ISLAMABAD – The co-ed Bacha Khan University in Pakistan, attacked by Islamic militants on Wednesday, was named for a prominent secular activist and ally of Mahatma Gandhi, and embodied much of what the extremists revile.
The four attackers killed 18 students and two teachers before being gunned down by security forces in an attack that revived painful memories of the assault on a nearby army-run school in Peshawar just over a year ago, which left some 150 people dead, mainly children.
The breakaway Taliban faction that claimed Wednesday's attack called the university "an instrument of the government and army," without elaborating.
The militants may have taken aim at the university because it enrolled some 450 women among its 3,000 students. Islamic extremists in Pakistan and Afghanistan are deeply opposed to the mingling of men and women outside the home, and view women's education as a pernicious Western import.
Or the attackers may have been targeting the university's namesake, Abdul Ghaffar Khan, a lifelong activist and contemporary of Gandhi who shared his commitment to nonviolent resistance of British rule and opposed the 1947 partition of India and Pakistan. The attack coincided with the anniversary of Khan's death in 1988.
Although Khan hailed from the religiously conservative northwest, he was a secular leftist sympathetic to communism, and an outspoken opponent of an earlier generation of jihadis.
Khan was against U.S. efforts to arm and fund the Afghan mujahedeen battling against the Soviet occupation in the 1980s. He later asked to be buried in Jalalabad, across the border in Afghanistan, which was then ruled by President Najibullah, a Soviet-backed communist.
But the Soviets were driven out the following year, in 1989, and Najibullah was overthrown three years later by the mujahedeen, who turned their guns on each other.
The Islamic militants killed thousands of Afghan civilians before the Taliban seized power in 1996. The Taliban, former mujahedeen who mostly hailed from southern Afghanistan, ruled until the 2001 U.S.-led invasion.
Khan's vision for Pakistan was the polar opposite of the one now being brutally pursued by the Pakistani Taliban and other militants, who have spent more than a decade battling to overthrow the government and establish an Islamic state ruled by a harsh version of Shariah law.
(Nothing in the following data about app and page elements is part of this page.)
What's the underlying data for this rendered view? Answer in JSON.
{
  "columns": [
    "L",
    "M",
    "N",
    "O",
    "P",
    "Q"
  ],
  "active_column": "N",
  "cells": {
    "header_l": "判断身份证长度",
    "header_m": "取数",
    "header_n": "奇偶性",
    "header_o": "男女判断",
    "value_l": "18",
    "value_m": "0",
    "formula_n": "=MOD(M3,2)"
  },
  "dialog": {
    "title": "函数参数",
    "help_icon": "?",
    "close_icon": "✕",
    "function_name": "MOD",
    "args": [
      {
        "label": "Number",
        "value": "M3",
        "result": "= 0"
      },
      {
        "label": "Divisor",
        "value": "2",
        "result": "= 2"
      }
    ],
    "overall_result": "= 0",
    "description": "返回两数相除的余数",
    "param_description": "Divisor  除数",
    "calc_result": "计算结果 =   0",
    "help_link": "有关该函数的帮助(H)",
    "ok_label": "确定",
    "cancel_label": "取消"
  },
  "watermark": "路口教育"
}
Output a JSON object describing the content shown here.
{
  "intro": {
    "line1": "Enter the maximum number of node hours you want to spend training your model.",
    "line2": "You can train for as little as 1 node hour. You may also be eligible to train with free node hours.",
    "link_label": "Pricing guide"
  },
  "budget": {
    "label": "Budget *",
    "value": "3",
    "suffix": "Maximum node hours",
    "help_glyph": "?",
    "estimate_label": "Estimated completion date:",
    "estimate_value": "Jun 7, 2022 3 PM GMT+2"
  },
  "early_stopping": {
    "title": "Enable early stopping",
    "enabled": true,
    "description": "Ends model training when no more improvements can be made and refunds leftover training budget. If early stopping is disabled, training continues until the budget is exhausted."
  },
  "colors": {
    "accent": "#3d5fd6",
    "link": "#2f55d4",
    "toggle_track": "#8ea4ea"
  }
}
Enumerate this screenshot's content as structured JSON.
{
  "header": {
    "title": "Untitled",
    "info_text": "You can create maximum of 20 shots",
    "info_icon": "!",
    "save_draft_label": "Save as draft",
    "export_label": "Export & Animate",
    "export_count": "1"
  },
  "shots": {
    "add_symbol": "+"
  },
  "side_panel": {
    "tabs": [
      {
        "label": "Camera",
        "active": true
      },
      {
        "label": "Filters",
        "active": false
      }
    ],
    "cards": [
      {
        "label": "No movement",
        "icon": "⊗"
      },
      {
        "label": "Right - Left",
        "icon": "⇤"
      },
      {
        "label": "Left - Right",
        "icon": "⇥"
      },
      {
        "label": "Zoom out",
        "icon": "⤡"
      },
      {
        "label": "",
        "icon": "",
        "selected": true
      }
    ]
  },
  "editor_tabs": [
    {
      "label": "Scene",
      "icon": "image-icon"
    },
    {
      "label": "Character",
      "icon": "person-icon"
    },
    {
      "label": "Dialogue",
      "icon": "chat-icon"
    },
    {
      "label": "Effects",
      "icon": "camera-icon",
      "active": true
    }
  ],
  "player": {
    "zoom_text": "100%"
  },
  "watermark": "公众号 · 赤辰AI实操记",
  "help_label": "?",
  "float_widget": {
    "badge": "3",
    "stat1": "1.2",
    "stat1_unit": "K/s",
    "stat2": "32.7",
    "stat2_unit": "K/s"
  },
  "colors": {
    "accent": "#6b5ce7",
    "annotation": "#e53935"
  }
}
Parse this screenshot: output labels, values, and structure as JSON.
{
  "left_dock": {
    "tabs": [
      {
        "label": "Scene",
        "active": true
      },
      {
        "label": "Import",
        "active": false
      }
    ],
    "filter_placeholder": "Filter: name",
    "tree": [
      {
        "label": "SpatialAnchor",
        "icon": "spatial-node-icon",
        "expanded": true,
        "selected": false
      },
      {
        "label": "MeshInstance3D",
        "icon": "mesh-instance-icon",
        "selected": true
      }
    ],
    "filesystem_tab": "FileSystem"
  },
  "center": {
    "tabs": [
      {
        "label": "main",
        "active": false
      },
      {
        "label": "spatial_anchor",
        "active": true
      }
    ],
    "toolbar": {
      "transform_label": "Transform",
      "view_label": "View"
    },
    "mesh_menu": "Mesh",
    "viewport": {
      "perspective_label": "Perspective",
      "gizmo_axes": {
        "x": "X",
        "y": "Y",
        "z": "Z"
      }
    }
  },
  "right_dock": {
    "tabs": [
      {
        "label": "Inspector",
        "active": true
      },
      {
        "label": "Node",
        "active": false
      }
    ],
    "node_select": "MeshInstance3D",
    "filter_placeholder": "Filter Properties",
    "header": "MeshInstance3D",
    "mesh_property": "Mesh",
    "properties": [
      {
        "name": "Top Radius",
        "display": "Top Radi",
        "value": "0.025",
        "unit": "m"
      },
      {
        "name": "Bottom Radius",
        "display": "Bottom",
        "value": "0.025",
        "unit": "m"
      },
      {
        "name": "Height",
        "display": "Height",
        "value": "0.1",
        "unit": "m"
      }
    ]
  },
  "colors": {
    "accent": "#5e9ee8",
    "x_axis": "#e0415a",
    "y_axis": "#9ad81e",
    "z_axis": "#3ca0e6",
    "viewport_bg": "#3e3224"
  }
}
The founders of the university had hoped to keep Khan's ideas alive. In the aftermath of the attack, Vice-Chancellor Fazle-ur-Rahim Marwat said security forces alone could not protect the school.
"If you want to stop these attacks, you need to change the mindset," he said.